Chair: Sirignano, Justin  University of Illinois at UrbanaChampaign 
Organizer: Hajek, Bruce  University of Illinois 
Organizer: Srikant, R  University of Illinois 

15:3015:50, Paper WeD5.1  Add to My Program 
An InformationTheoretic Analysis of Posterior Sampling for Stochastic Graphical Bandits (I) 
Liu, Fang  The Ohio State University 
Shroff, Ness  The Ohio State University 

15:5016:10, Paper WeD5.2  Add to My Program 
Practical Algorithms for Multiplayer Bandits (I) 
Kaufmann, Emilie  CNRS 

16:1016:30, Paper WeD5.3  Add to My Program 
On the Throughput vs Accuracy TradeOff for Streaming Classification (I) 
Basu, Soumya  UT Austin 
Gutstein, Steven  US ARL 
Lance, Brent  ARLHRED 
Shakkottai, Sanjay  The University of Texas at Austin 

16:3016:50, Paper WeD5.4  Add to My Program 
Revisiting Sample Complexity in Reinforcement Learning (I) 
Proutiere, Alexandre  KTH 
Ok, Jungseul  UIUC 

16:5017:10, Paper WeD5.5  Add to My Program 
On the Sample Complexity of Distributed Linear Optimal Controllers (I) 
Fattahi, Salar  University of California, Berkeley 
Matni, Nikolai  University of Pennsylvania 
Sojoudi, Somayeh  UC Berkeley 
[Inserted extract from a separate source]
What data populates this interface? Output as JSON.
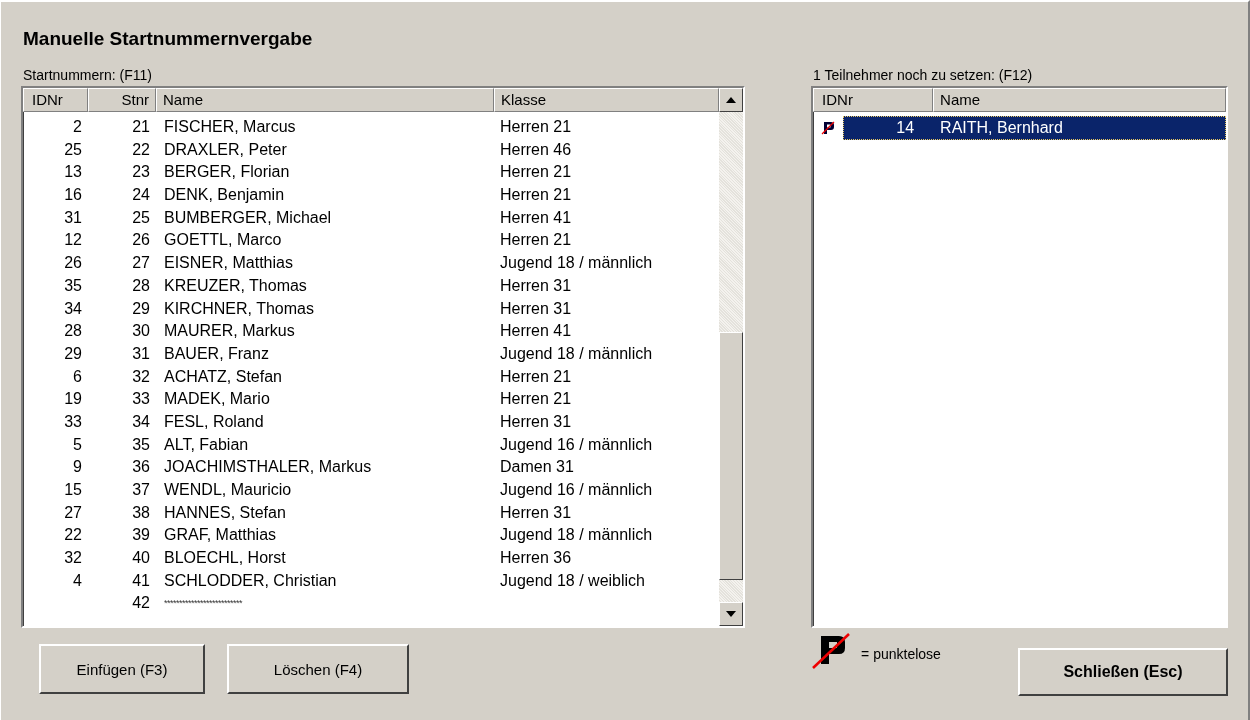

17:1017:30, Paper WeD5.6  Add to My Program 
Stopping, Matching and Learning (I) 
Zeevi, Assaf  Columbia University